Great Red Spot Image

The image below is a composite from the Webb Telescope in which you can see the Great Red Spot appearing white as it reflects sunlight. How does the Webb science team use infrared filters to capture the Eye of Jupiter and other space objects?

Giant Red Spot Image
Image Credit: NASA, ESA, CSA, Jupiter ERS Team / Image processing by Judy Schmidt

What Did James Webb Find on Jupiter?

The James Webb Space Telescope launched from the ESA spaceport in French Guiana in December 2021. Its Near-Infrared Camera (NIRCam) has three infrared filters. Unfortunately, human eyes can’t see infrared light, so scientists collaborate to translate the camera’s data into pictures.

Longer wavelengths look red, while shorter wavelengths appear blue to human eyes. The phenomenal NIRCam image below is a composite of several Webb photos. 

Notice the auroras from a red filter that also captures reflected light from the lower clouds. A yellow and green filter shows a swirling haze at both poles. 

Then a third blue filter reflects light from a deeper cloud. Finally, the show’s star (or storm?) is the Eye of Jupiter. The Great Red Spot and the center cloud band appear white because they reflect sunlight.

Image Credit: NASA, ESA, Jupiter ERS Team; image processing by Judy Schmidt

What Other Storms Rage on Jupiter?

Jupiter’s storm-pocked surface gives astronomers data for unlocking its mysteries. Beyond the Eye of Jupiter, both poles have enormous cycles that stay in geometric patterns. The north pole has eight cyclones circling a central cyclone. The south pole has five storms around one major pole hurricane.

Each polar storm’s size is approximately the distance from New York City to Naples, Italy.
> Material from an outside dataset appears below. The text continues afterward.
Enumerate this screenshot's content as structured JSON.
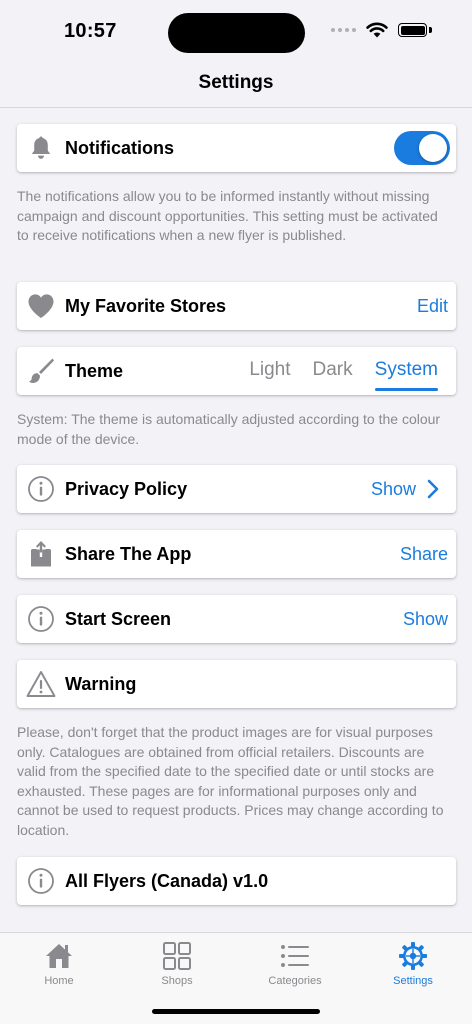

Their solar wind speeds reach 220 miles per hour (350 km/hour.) These winds are slower than those raging in Jupiter’s Eye but still greater than Earth’s highest Category 5 storms.

  • Earth Category 5 wind speeds: 157 mph and greater
  • Jupiter’s polar storm wind speeds: 220 mph
  • Great Red Spot wind speeds: 400 mph

NASA’s Juno spacecraft took infrared images of Jupiter’s polar storms in February 2017. Then scientists combined them to represent radiant heat, as seen below. 

  • Thinner yellow clouds: 9℉ (-13℃)
  • Thicker dark red clouds: -181℉ (-83℃)
Jupiter's Storms
Image Credit: NASA, Caltech, SwRI, ASI, INAF, JIRAM


While planetary scientists refer to the Eye of Jupiter as a centuries-old massive storm, they’re still determining the storm’s actual age. It has solar winds raging up to 400 miles per hour, and it is so huge that Earth could fit right down inside it. 

Scientists have observed the growing and shrinking of the Great Red Spot over time. Planetary scientists are still determining if the Eye of Jupiter will continue shrinking until it disappears or if it will continue to storm for centuries to come.